Art & Photography

Cowboy Style, Marlborough Contemporary

William Kherbek takes a closer look at the lyrical stylings of Kylie in this group exhibition, which “transcends the sum of its parts”

Cowboy Style, exhibition view, courtesy of Marlborough Contemporary, photo credit: Francis Ware
Cowboy Style, exhibition view. Courtesy of Marlborough Contemporary. Photography: Francis Ware

It’s usually sensitive male singer-songwriters, (James Blunt, or James Morrison for example) who get me thinking about the apocalypse, but thanks to the press-release for Cowboy Style at Marlborough Contemporary Gallery, I had my first apocalypse experience with Kylie Minogue. I’ve always appreciated the lightness of Kylie. I wouldn’t call myself a fan, but she’s one of the partial-creations of pop-world that has always struck me as completely acceptable, even a generally positive thing for a certain section of humanity. That was before I’d read the lyrics to Cowboy Style. Reprinted in full in the press release, the shudders I felt were not, I trust, entirely reducible to influenza: “Cowboy style with a peaceful smile / You are from the temple won’t you stay awhile?” I should note that it took three people to write the song, Kylie, Dave Seaman (here’s hoping it’s an England goalie’s stab at a second career), and Steve Anderson (an obvious alias). The lyrics are full of mind-blowing reversals of expectation like “you take me close and far away”, and “you took me to a deeper high”. What would happen, I thought, if civilisation – such as it is – collapsed and the only text that was found by the giant roaches who came to rule the earth later was the lyric to Cowboy Style? “These”, a roach equivalent of Simon Schama would intone, “were their sacred scriptures.”

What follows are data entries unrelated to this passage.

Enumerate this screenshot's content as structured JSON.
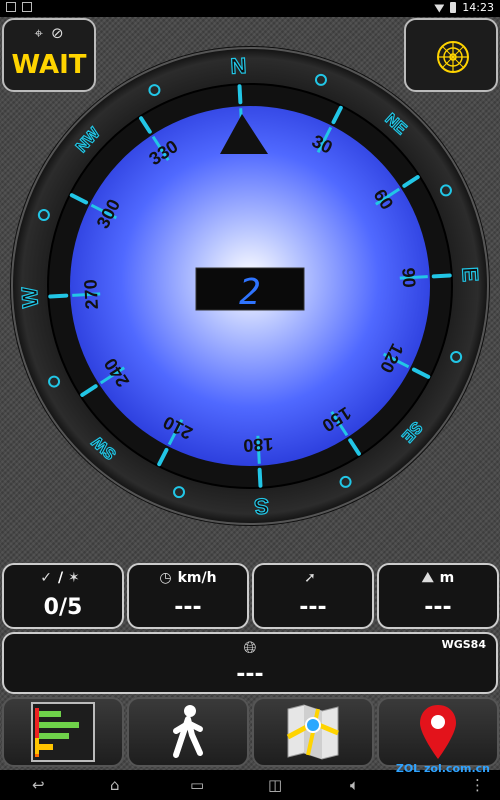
{
  "status_bar": {
    "time": "14:23"
  },
  "wait_button": {
    "label": "WAIT"
  },
  "compass": {
    "heading": "2",
    "cardinals": [
      "N",
      "NE",
      "E",
      "SE",
      "S",
      "SW",
      "W",
      "NW"
    ],
    "degree_labels": [
      "30",
      "60",
      "90",
      "120",
      "150",
      "180",
      "210",
      "240",
      "270",
      "300",
      "330"
    ]
  },
  "satellites": {
    "value": "0/5"
  },
  "speed": {
    "unit": "km/h",
    "value": "---"
  },
  "bearing": {
    "value": "---"
  },
  "altitude": {
    "unit": "m",
    "value": "---"
  },
  "coordinates": {
    "datum": "WGS84",
    "value": "---"
  },
  "watermark": "ZOL zol.com.cn",
  "colors": {
    "wait_text": "#ffd400",
    "compass_blue": "#3f56ff",
    "accent_cyan": "#22c6e6",
    "pin_red": "#e3131b"
  }
}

Cowboy Style, exhibition view, alternative. Courtesy of Marlborough Contemporary. Photography: Francis Ware
Cowboy Style, exhibition view. Courtesy of Marlborough Contemporary. Photography: Francis Ware

If you like the kind of disorientation of which Kylie sings, I think Cowboy Style the exhibition will take you to a deeper high of your own. Its one of those grand messes of a group show that somehow transcends the sum of its parts. In a sense, it’s the sheer crowdedness of the show that makes it work. Works, seemingly straining at the edges of their media and forms, are all shouting above each other so intently that their combined voices reach a kind of transcendence. There’s exuberance to burn, not least in the strange menagerie that is the sculptural work of Laura White. White’s works seem determined to consume every possible expression of sculptural– and commercial form. Somehow, Werner Buttner’s paintings manage to assert themselves amid the cacophony.

Possibly it’s the dialogue between the brushwork and the materials depicted, possibly its the unstable but extremely tactile grounding of the images, it’s hard to say, but their presence seemed to reign in the tendency toward, if not whimsy, then perhaps overly aggressive omnivorousness that the show risked. Hard not to love psychoanalYSL’s plasticine skull impaled with crayons that sat in the eastern end of the room. The significance of the sculpture is revealed in a video work installed against a constructed wall dotted with speakers. The film has plenty of “now” about it, but I did wonder whether it was better to have picked one work or other, the skull or the wall video, and let it stand alone.

Somehow it felt like a point laboured, an interesting point, granted, but somehow too insistent on not missing an opportunity. Sometimes suggestion tells you more than explanation. I say this, but it’s a show that understands subtlety can be overrated. If you need further proof, take it from Kylie, Dave Seaman and Steve Anderson: “The ordinary is surreal / Peace and terror all in one / My future life has just begun”. After Cowboy Style, maybe mine did too.

Cowboy Style runs until 17 February at Marlborough Contemporary, 6 Albermarle Street, London W1S 4BY